When two submarine telecom cables in the Mediterranean were cut last Wednesday, the outage was attributed to a ship anchor that severed the cables. When a third cable cut in the region was reported on Friday, it raised suspicions that there might be more to the outages than coincidence.
"I'm a security guy, and hence suspicious by nature," Columbia computer science professor Steve Bellovin wrote on the NANOG (North American Network Operators Group) mailing list. "The old saying comes to mind: 'once is happenstance, twice is coincidence, but the third time is enemy action.'"
But list members who manage submarine fiber cables say such outages happen fairly often, but usually aren't noticed due to cable redundancy, which allows system operators to route around outages. "If you know the undersea cable industry, you know that several cables can be down at the same time without malice playing a role," wrote Rod Beck of Hibernia Atlantic, which operates a trans-Atlantic network. "It happens all the time. Terrorists are clearly looking for more high profile events than disrupting unmanned undersea cable systems. It doesn't make for great television shots ... It is really to get shots of an undersea severed cable."
But other theories have emerged that might explain the proximity of the Mediterranean cable cuts. Jesse Robbins at O'Reilly Radar wonders if it was related to intelligence gathering. "It's no secret that governments tap undersea communications lines to install surveillance systems," Jesse writes. "One theory is that the cuts, reportedly caused by ships anchoring in rough seas, are actually a diversion to cover taps installed by a specially equipped submarine hundreds of miles away."
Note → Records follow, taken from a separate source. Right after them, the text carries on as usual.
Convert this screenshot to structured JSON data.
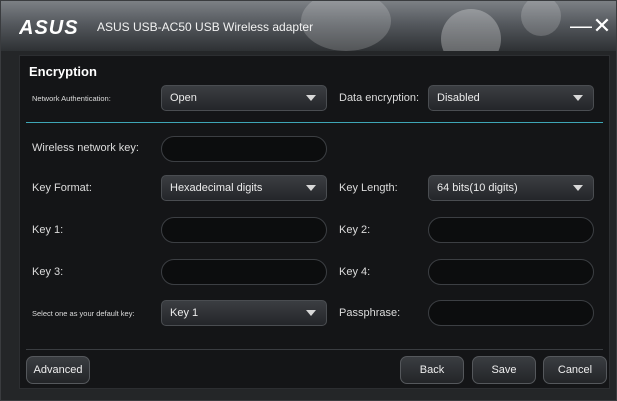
{
  "window": {
    "brand": "ASUS",
    "title": "ASUS USB-AC50 USB Wireless adapter",
    "minimize_glyph": "—",
    "close_glyph": "✕"
  },
  "encryption": {
    "section_title": "Encryption",
    "network_auth_label": "Network Authentication:",
    "network_auth_value": "Open",
    "data_encryption_label": "Data encryption:",
    "data_encryption_value": "Disabled",
    "wireless_key_label": "Wireless network key:",
    "wireless_key_value": "",
    "key_format_label": "Key Format:",
    "key_format_value": "Hexadecimal digits",
    "key_length_label": "Key Length:",
    "key_length_value": "64 bits(10 digits)",
    "key1_label": "Key 1:",
    "key1_value": "",
    "key2_label": "Key 2:",
    "key2_value": "",
    "key3_label": "Key 3:",
    "key3_value": "",
    "key4_label": "Key 4:",
    "key4_value": "",
    "default_key_label": "Select one as your default key:",
    "default_key_value": "Key 1",
    "passphrase_label": "Passphrase:",
    "passphrase_value": ""
  },
  "buttons": {
    "advanced": "Advanced",
    "back": "Back",
    "save": "Save",
    "cancel": "Cancel"
  },
  "colors": {
    "accent_divider": "#3ea6b6",
    "background": "#141517"
  }
}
Robbins noted that the USS Jimmy Carter is among the submarines equipped with a Multi-Mission Platform (MMP) for use "as an underwater splicing chamber for tapping of undersea fiber optic cables." No details on whether tin-foil hats are required for these missions.